> **THE PROBLEM**
Narrow the data below down to the lines containing "JSON".

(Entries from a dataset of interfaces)
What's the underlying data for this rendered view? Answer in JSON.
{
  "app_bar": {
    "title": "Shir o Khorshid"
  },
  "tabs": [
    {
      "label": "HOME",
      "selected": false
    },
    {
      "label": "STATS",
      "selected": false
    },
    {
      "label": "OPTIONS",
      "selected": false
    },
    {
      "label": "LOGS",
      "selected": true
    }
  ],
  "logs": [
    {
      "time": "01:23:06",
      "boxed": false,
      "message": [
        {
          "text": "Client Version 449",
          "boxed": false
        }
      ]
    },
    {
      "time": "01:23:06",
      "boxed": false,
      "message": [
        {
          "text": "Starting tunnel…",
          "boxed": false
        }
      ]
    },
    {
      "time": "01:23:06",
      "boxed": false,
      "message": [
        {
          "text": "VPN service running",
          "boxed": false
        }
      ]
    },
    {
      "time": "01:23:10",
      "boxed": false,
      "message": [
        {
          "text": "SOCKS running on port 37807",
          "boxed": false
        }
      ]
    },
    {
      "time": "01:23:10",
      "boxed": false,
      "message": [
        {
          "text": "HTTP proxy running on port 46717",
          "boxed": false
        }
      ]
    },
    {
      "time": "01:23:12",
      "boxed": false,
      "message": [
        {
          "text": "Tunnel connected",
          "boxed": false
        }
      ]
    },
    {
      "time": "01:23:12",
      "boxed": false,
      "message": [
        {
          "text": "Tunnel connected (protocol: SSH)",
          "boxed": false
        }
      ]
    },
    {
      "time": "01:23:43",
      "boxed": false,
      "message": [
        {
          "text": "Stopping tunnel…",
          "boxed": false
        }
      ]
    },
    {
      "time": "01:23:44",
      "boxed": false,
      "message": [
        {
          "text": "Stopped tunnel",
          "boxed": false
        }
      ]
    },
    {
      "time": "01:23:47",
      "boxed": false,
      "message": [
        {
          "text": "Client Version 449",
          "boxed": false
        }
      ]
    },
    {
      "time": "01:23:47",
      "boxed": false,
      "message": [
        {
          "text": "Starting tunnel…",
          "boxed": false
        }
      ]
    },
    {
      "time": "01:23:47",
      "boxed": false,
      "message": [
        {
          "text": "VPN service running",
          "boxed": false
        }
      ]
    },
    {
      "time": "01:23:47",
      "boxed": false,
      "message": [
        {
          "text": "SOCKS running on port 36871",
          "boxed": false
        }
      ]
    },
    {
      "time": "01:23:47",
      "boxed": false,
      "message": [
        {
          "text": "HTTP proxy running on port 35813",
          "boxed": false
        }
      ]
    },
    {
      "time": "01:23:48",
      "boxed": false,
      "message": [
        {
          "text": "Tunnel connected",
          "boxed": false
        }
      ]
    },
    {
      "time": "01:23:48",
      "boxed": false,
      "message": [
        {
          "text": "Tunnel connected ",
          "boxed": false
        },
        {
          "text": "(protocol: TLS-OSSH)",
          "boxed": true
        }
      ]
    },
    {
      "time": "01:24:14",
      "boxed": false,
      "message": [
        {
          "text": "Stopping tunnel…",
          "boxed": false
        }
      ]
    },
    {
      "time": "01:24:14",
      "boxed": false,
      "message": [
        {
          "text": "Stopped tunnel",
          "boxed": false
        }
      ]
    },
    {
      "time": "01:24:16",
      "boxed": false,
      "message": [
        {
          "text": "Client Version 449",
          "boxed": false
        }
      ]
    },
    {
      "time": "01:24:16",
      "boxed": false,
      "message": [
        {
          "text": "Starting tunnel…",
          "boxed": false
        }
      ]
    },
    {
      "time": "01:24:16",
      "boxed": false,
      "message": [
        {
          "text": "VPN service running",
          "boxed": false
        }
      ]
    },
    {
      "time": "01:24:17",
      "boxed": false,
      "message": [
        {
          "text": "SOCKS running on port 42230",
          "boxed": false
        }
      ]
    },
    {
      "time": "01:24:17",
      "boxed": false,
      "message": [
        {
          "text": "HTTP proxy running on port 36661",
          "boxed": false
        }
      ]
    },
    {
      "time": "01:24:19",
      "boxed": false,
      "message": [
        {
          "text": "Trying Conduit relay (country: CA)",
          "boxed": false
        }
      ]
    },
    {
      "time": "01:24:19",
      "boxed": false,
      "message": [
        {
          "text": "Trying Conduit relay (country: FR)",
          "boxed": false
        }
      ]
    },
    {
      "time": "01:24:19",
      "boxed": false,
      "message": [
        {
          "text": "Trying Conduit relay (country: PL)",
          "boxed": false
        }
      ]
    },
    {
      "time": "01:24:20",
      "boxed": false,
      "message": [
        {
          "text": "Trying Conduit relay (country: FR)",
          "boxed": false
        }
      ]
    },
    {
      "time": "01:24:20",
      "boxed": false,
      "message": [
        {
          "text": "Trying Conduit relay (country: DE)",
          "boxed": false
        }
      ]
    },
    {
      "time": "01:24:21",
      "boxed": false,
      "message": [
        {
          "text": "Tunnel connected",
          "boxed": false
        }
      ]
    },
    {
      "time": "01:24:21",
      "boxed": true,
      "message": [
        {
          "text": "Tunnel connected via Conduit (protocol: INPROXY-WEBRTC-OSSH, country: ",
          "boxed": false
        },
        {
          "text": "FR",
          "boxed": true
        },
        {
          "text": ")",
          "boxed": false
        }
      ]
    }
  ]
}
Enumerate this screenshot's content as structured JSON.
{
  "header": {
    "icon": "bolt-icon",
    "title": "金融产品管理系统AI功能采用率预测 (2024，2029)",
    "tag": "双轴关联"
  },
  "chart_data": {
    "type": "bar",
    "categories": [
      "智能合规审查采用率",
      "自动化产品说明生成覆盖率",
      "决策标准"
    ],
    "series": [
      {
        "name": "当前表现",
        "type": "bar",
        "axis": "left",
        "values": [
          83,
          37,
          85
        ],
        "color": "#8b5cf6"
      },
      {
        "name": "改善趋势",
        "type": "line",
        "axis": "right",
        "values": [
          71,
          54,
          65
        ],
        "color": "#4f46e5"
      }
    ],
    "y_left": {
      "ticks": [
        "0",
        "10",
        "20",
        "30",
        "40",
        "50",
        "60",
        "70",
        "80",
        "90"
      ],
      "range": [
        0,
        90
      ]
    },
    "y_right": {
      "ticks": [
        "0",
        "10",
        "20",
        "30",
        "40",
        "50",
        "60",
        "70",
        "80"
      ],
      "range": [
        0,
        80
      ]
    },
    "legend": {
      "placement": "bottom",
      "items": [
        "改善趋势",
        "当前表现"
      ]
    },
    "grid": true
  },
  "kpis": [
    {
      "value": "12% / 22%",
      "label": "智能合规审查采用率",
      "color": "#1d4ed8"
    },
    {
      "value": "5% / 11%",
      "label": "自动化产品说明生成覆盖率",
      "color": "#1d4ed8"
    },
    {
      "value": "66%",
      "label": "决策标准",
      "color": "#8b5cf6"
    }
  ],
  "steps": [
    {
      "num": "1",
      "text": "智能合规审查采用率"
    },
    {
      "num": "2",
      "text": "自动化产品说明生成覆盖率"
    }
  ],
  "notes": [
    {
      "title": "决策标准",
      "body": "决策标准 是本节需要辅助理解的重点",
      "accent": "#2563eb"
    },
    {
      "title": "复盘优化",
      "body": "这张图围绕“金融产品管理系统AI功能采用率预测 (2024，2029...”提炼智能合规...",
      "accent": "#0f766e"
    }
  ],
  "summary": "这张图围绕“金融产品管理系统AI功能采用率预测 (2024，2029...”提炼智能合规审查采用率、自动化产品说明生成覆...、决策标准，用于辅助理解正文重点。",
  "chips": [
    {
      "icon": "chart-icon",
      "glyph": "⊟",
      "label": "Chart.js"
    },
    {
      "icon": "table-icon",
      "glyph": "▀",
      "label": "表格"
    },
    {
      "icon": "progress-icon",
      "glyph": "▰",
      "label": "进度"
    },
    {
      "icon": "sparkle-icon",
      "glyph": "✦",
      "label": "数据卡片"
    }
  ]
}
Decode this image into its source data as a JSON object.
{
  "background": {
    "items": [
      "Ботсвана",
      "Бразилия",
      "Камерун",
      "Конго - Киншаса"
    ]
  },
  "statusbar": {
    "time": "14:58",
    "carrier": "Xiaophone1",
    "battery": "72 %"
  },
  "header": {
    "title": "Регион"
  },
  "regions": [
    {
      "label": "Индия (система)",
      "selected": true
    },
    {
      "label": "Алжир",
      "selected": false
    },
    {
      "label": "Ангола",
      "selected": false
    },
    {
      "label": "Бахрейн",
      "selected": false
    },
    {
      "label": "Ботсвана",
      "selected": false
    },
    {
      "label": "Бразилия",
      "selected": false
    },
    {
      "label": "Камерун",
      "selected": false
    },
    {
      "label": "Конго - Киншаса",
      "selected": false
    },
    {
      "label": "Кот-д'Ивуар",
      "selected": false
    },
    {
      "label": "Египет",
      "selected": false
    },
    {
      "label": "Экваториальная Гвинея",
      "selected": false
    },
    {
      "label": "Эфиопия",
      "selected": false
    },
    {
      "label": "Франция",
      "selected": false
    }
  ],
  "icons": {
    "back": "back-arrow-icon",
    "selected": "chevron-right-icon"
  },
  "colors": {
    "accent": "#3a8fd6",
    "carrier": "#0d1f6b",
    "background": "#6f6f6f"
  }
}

> **ANSWER BELOW**
What's the underlying data for this rendered view? Answer in JSON.
Enumerate this screenshot's content as structured JSON.
Decode this image into its source data as a JSON object.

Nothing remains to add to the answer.